Wed, 04/16/2014 - 06:30

A man entered Johns Hopkins Hospital with a gun early Tuesday morning and is believed to have fatally shot himself inside an emergency room bathroom, an incident that came days after the medical center held a national symposium on safety inside hospitals. The man, who was 69 years old, was found dead with a gunshot wound to his chest shortly after midnight, Baltimore police spokeswoman Sgt. Sarah E. Connolly confirmed. Police would not identify him or provide additional details of the shooting, saying it was under investigation. The man's wife identified him as Donald G. Wizeman, a tourism and marketing consultant who was living in Virginia Beach.

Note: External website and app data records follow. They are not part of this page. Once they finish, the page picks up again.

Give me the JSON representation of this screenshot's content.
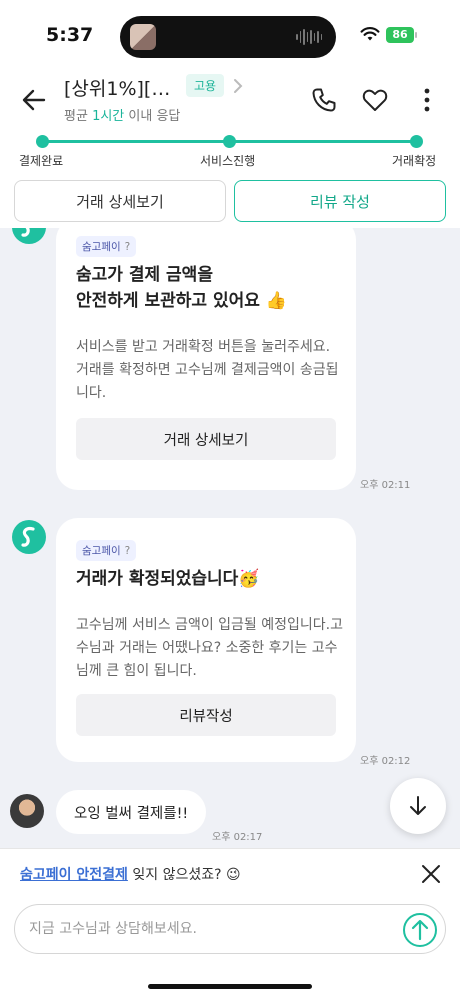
{
  "status_bar": {
    "time": "5:37",
    "battery": "86"
  },
  "header": {
    "title": "[상위1%][…",
    "badge": "고용",
    "subtitle_prefix": "평균 ",
    "subtitle_accent": "1시간",
    "subtitle_suffix": " 이내 응답"
  },
  "progress": {
    "steps": [
      "결제완료",
      "서비스진행",
      "거래확정"
    ]
  },
  "actions": {
    "details_label": "거래 상세보기",
    "review_label": "리뷰 작성"
  },
  "messages": [
    {
      "tag": "숨고페이",
      "tag_help": "?",
      "title_line1": "숨고가 결제 금액을",
      "title_line2": "안전하게 보관하고 있어요 👍",
      "body": "서비스를 받고 거래확정 버튼을 눌러주세요. 거래를 확정하면 고수님께 결제금액이 송금됩니다.",
      "button": "거래 상세보기",
      "time": "오후 02:11"
    },
    {
      "tag": "숨고페이",
      "tag_help": "?",
      "title_line1": "거래가 확정되었습니다🥳",
      "body": "고수님께 서비스 금액이 입금될 예정입니다.고수님과 거래는 어땠나요? 소중한 후기는 고수님께 큰 힘이 됩니다.",
      "button": "리뷰작성",
      "time": "오후 02:12"
    }
  ],
  "user_message": {
    "text": "오잉 벌써 결제를!!",
    "time": "오후 02:17"
  },
  "banner": {
    "link_text": "숨고페이 안전결제",
    "rest_text": " 잊지 않으셨죠? 😉"
  },
  "composer": {
    "placeholder": "지금 고수님과 상담해보세요."
  },
  "colors": {
    "accent": "#1fc0a0",
    "link": "#3b6fd4",
    "chat_bg": "#eff1f6"
  }
}
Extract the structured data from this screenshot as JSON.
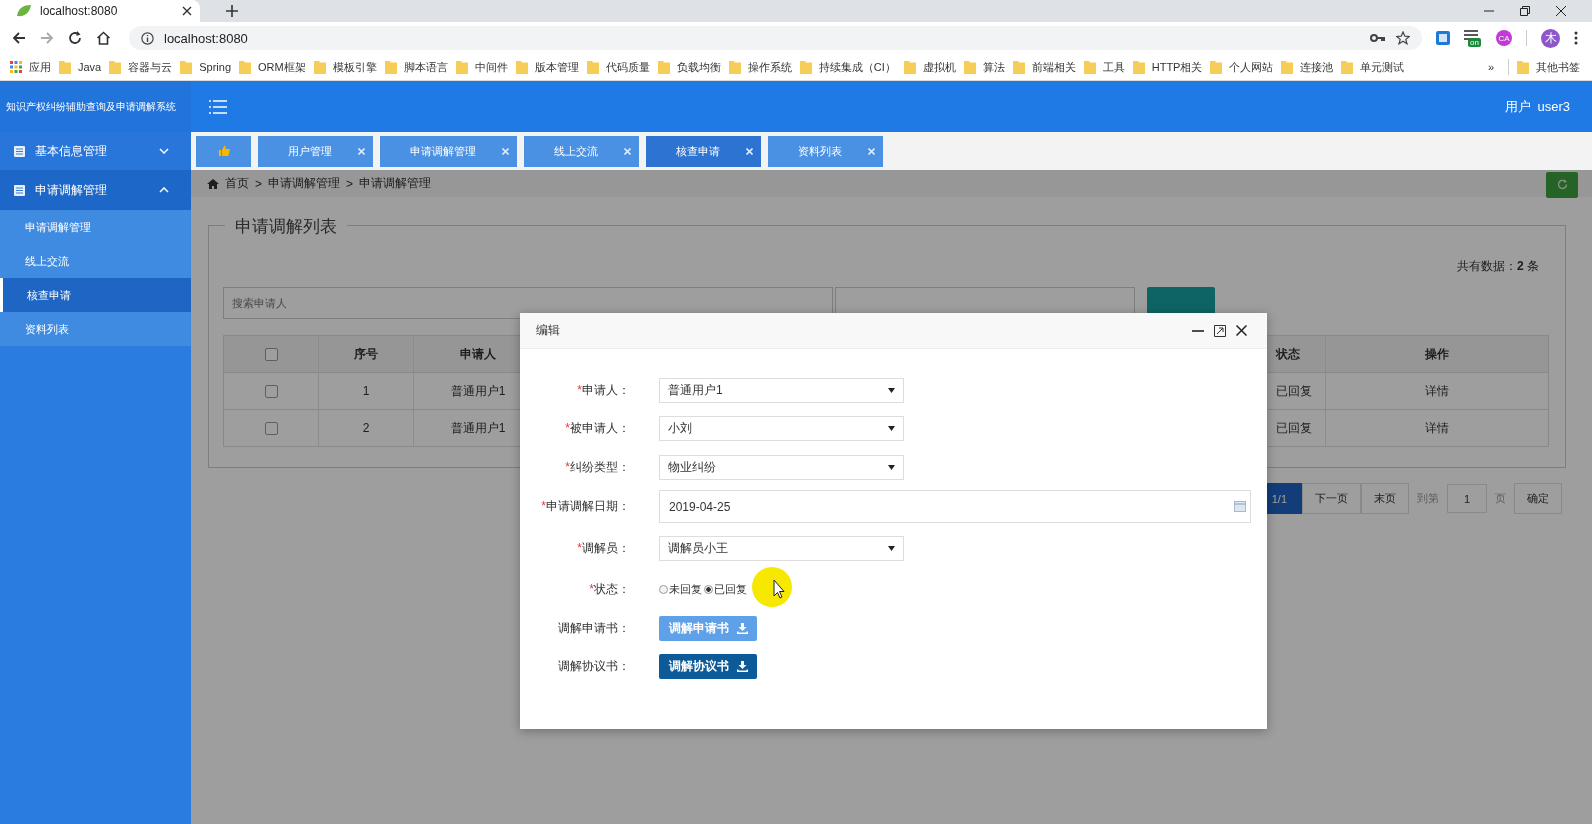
{
  "browser": {
    "tab_title": "localhost:8080",
    "url": "localhost:8080",
    "apps_label": "应用",
    "bookmarks": [
      "Java",
      "容器与云",
      "Spring",
      "ORM框架",
      "模板引擎",
      "脚本语言",
      "中间件",
      "版本管理",
      "代码质量",
      "负载均衡",
      "操作系统",
      "持续集成（CI）",
      "虚拟机",
      "算法",
      "前端相关",
      "工具",
      "HTTP相关",
      "个人网站",
      "连接池",
      "单元测试"
    ],
    "more": "»",
    "other_bookmarks": "其他书签",
    "extension_badge": "on",
    "extension_label": "CA",
    "avatar": "木"
  },
  "app": {
    "title": "知识产权纠纷辅助查询及申请调解系统",
    "user_label": "用户",
    "user_name": "user3"
  },
  "sidebar": {
    "groups": [
      {
        "label": "基本信息管理",
        "expanded": false
      },
      {
        "label": "申请调解管理",
        "expanded": true,
        "children": [
          {
            "label": "申请调解管理",
            "selected": false
          },
          {
            "label": "线上交流",
            "selected": false
          },
          {
            "label": "核查申请",
            "selected": true
          },
          {
            "label": "资料列表",
            "selected": false
          }
        ]
      }
    ]
  },
  "tabs": [
    {
      "kind": "home",
      "selected": false
    },
    {
      "kind": "page",
      "label": "用户管理",
      "selected": false
    },
    {
      "kind": "page",
      "label": "申请调解管理",
      "selected": false
    },
    {
      "kind": "page",
      "label": "线上交流",
      "selected": false
    },
    {
      "kind": "page",
      "label": "核查申请",
      "selected": true
    },
    {
      "kind": "page",
      "label": "资料列表",
      "selected": false
    }
  ],
  "breadcrumb": {
    "items": [
      "首页",
      "申请调解管理",
      "申请调解管理"
    ],
    "separator": ">"
  },
  "list": {
    "legend": "申请调解列表",
    "total": "共有数据：**2** 条",
    "search_placeholder": "搜索申请人"
  },
  "table": {
    "all_checked": false,
    "columns": [
      "序号",
      "申请人",
      "状态",
      "操作"
    ],
    "rows": [
      {
        "checked": false,
        "cells": [
          "1",
          "普通用户1",
          "已回复",
          "详情"
        ]
      },
      {
        "checked": false,
        "cells": [
          "2",
          "普通用户1",
          "已回复",
          "详情"
        ]
      }
    ]
  },
  "pagination": {
    "current": "1/1",
    "next": "下一页",
    "last": "末页",
    "goto_label": "到第",
    "goto_value": "1",
    "page_unit": "页",
    "confirm": "确定"
  },
  "dialog": {
    "title": "编辑",
    "required_mark": "*",
    "fields": [
      {
        "kind": "select",
        "label": "申请人：",
        "required": true,
        "value": "普通用户1"
      },
      {
        "kind": "select",
        "label": "被申请人：",
        "required": true,
        "value": "小刘"
      },
      {
        "kind": "select",
        "label": "纠纷类型：",
        "required": true,
        "value": "物业纠纷"
      },
      {
        "kind": "date",
        "label": "申请调解日期：",
        "required": true,
        "value": "2019-04-25"
      },
      {
        "kind": "select",
        "label": "调解员：",
        "required": true,
        "value": "调解员小王"
      },
      {
        "kind": "radio",
        "label": "状态：",
        "required": true,
        "options": [
          {
            "label": "未回复",
            "selected": false
          },
          {
            "label": "已回复",
            "selected": true
          }
        ]
      },
      {
        "kind": "button",
        "label": "调解申请书：",
        "required": false,
        "button": "调解申请书"
      },
      {
        "kind": "button",
        "label": "调解协议书：",
        "required": false,
        "button": "调解协议书"
      }
    ]
  }
}
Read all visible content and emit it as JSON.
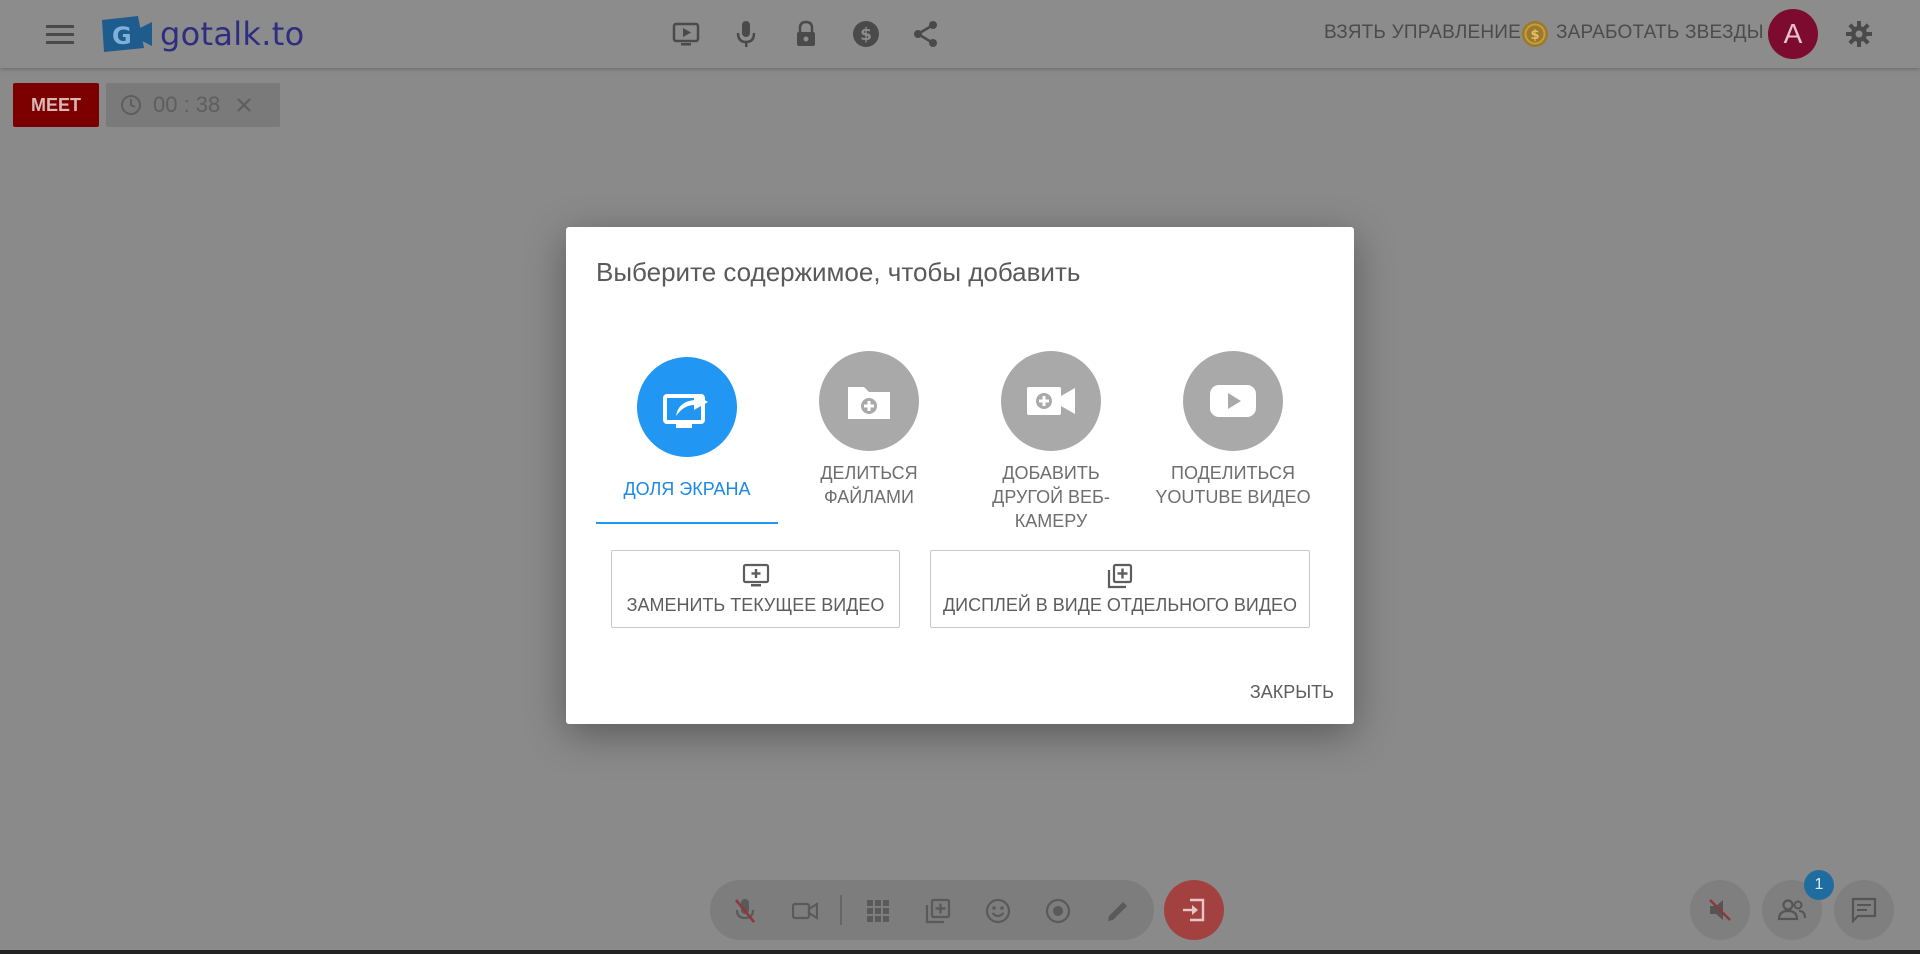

Categories: Healthcare News

Crisis Spurs Healthcare Payment Reform in Arkansas

Tue, 04/15/2014 - 07:06

A federally backed drive to create a value-based healthcare delivery system in partnership with providers and payers is under way nationwide. Three years ago, an unprecedented financial crisis prompted Arkansas "to bet the farm" on a similar value-based healthcare model.

Categories: Healthcare News